So much of the fighting ended in agonizingly near misses for the Army of Northern Virginia–the within-an-inch failure to capture Little Round Top…the last-minute blunting of Barksdale and Wilcox by George Willard’s “Cowards” and the charge of the 1st Minnesota…Ambrose Wright’s bitter moment of abandonment, just shy of Cemetery Ridge..Harry Hays’ Tigers having victory (not to mention captured Federal artillery) snatched from their hands by Samuel Carroll’s helter-skelter counterattack by the Evergreen Cemetery gatehouse and left without support by Rodes’ intertia…and finally the failure to overrun just one Union brigade on Culp’s Hill–that it has become almost a matter of habit to speak of Longstreet’s attack or Early’s assault on east Cemetery Hill purely in the mordant tones of failure. This is not really true. In the first place, although James Longstreet’s corps failed to turn Dan Sickles’ collapse into a complete rout, this was no more of a failure than Stonewall Jackson’s famous flank attack at Chancellorsville on May 2nd. Jackson, like Longstreet, achieved a great initial success; but Jackson’s attack also like Longstreet’s, fell far short of dislodging the entire Federal army (that work had to be completed by Lee on May 3rd). Jackson, like Longstreet, had begun his attack so late that darkness forced him to halt substantially short of their goal. Yet no one has ever suggested that Jackson’s descent on the Union right flank at Chancellorsville was a failure–or at least not in the way Longstreet’s descent on the Union left at Gettysburg would be described. (p. 351)
First, do you agree with Guelzo’s comparison of Longstreet’s assault with that of Jackson’s at Chancellorsville? To the extent that you do agree, does this make it more difficult to talk in counterfactual terms about what Jackson would have done had he been at Gettysburg? In other words, if Longstreet did everything that Jackson accomplished at Chancellorsville than why do we need to imagine his presence at Gettysburg?
Union Soldier in Forrest Hills Cemetery by Milmore
This editorial by Jamie Malanowski, which appeared today in the New York Times, reminds me of Edward Sebesta’s petition to have President Obama end the practice of sending a wreath to the Confederate Memorial at Arlington National Cemetery. In the end it stirs up emotions, but fails to produce anything constructive. Malanowski’s contribution to our collective conscience this Memorial Day weekend is to remind the public that 10 military bases located around the country are named after Confederate generals. And you guessed it, those names need to be changed.

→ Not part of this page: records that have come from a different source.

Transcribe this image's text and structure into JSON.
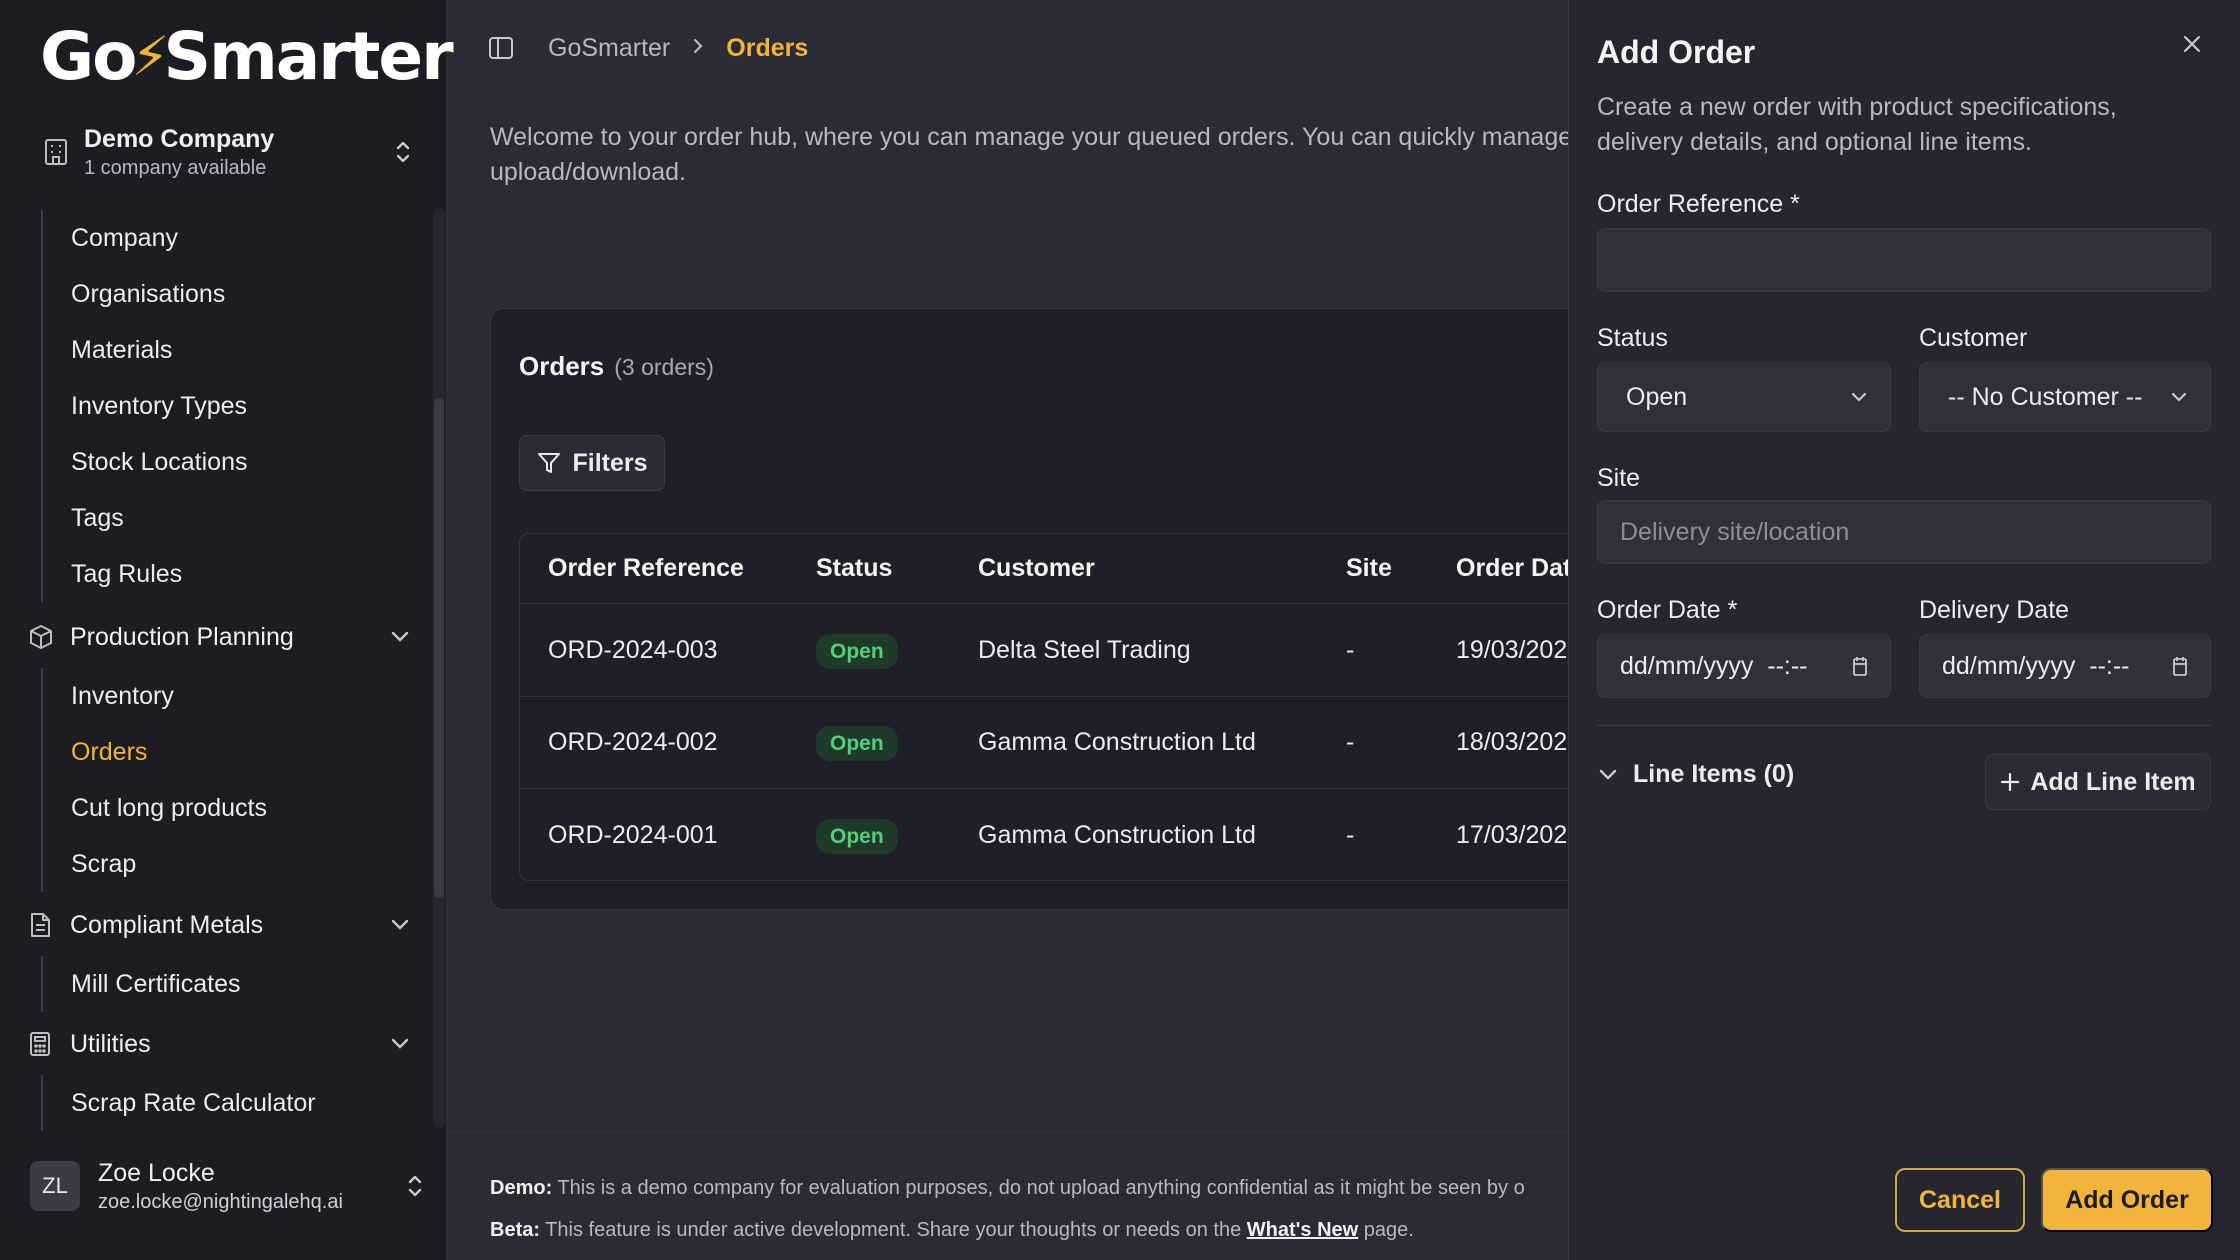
{
  "app": {
    "logo_left": "Go",
    "logo_right": "Smarter"
  },
  "company": {
    "name": "Demo Company",
    "sub": "1 company available"
  },
  "nav": {
    "group1": [
      "Company",
      "Organisations",
      "Materials",
      "Inventory Types",
      "Stock Locations",
      "Tags",
      "Tag Rules"
    ],
    "production": {
      "label": "Production Planning",
      "items": [
        "Inventory",
        "Orders",
        "Cut long products",
        "Scrap"
      ]
    },
    "compliant": {
      "label": "Compliant Metals",
      "items": [
        "Mill Certificates"
      ]
    },
    "utilities": {
      "label": "Utilities",
      "items": [
        "Scrap Rate Calculator"
      ]
    }
  },
  "user": {
    "initials": "ZL",
    "name": "Zoe Locke",
    "email": "zoe.locke@nightingalehq.ai"
  },
  "breadcrumb": {
    "root": "GoSmarter",
    "current": "Orders"
  },
  "welcome": "Welcome to your order hub, where you can manage your queued orders. You can quickly manage yo",
  "welcome2": "upload/download.",
  "orders": {
    "title": "Orders",
    "count": "(3 orders)",
    "filters_label": "Filters",
    "columns": [
      "Order Reference",
      "Status",
      "Customer",
      "Site",
      "Order Dat"
    ],
    "rows": [
      {
        "ref": "ORD-2024-003",
        "status": "Open",
        "customer": "Delta Steel Trading",
        "site": "-",
        "date": "19/03/202"
      },
      {
        "ref": "ORD-2024-002",
        "status": "Open",
        "customer": "Gamma Construction Ltd",
        "site": "-",
        "date": "18/03/202"
      },
      {
        "ref": "ORD-2024-001",
        "status": "Open",
        "customer": "Gamma Construction Ltd",
        "site": "-",
        "date": "17/03/202"
      }
    ]
  },
  "footer": {
    "demo_label": "Demo:",
    "demo_text": " This is a demo company for evaluation purposes, do not upload anything confidential as it might be seen by o",
    "beta_label": "Beta:",
    "beta_text": " This feature is under active development. Share your thoughts or needs on the ",
    "beta_link": "What's New",
    "beta_after": " page."
  },
  "drawer": {
    "title": "Add Order",
    "description": "Create a new order with product specifications, delivery details, and optional line items.",
    "order_ref_label": "Order Reference *",
    "order_ref_value": "",
    "status_label": "Status",
    "status_value": "Open",
    "customer_label": "Customer",
    "customer_value": "-- No Customer --",
    "site_label": "Site",
    "site_placeholder": "Delivery site/location",
    "order_date_label": "Order Date *",
    "order_date_placeholder": "dd/mm/yyyy  --:--",
    "delivery_date_label": "Delivery Date",
    "delivery_date_placeholder": "dd/mm/yyyy  --:--",
    "line_items_label": "Line Items (0)",
    "add_line_label": "Add Line Item",
    "cancel_label": "Cancel",
    "submit_label": "Add Order"
  },
  "colors": {
    "accent": "#f2b43a",
    "status_open": "#4fd07a",
    "background": "#2a2b33",
    "sidebar": "#1c1d23"
  }
}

Malanowski begins with the questionable assumption that the “humble idea” of decorating graves “quickly spread throughout the country, and the recognition of common loss helped reconcile North and South.” It didn’t. Decoration Days were incredibly divisive throughout the period between the 1860s and the early twentieth century. Recent studies by Caroline Janney, William Blair, and John Neff suggest why this was the case.
This is a fabulous film from 1963 of the U.S. Army Band and Chorus commemorating the Civil War Centennial. The narrator makes it clear at the beginning that the “Union found itself split in two over the issue of states rights.” There is not one mention of slavery or black Union soldiers exactly one hundred years later. Songs include “Down By The Riverside”, “When Johnny Comes Marching Home”, “We are Coming Father Abra’am”, “Lorena”, “Tenting On The Old Camp Ground”, “The Battle” (new music & spoken word piece), “In the Sweet By-and-By / The Army Bean”, “Yellow Rose of Texas”, “Bonnie Blue Flag”,”Home! Sweet Home!”, “Dixie” & “The Battle Hymn of the Republic”.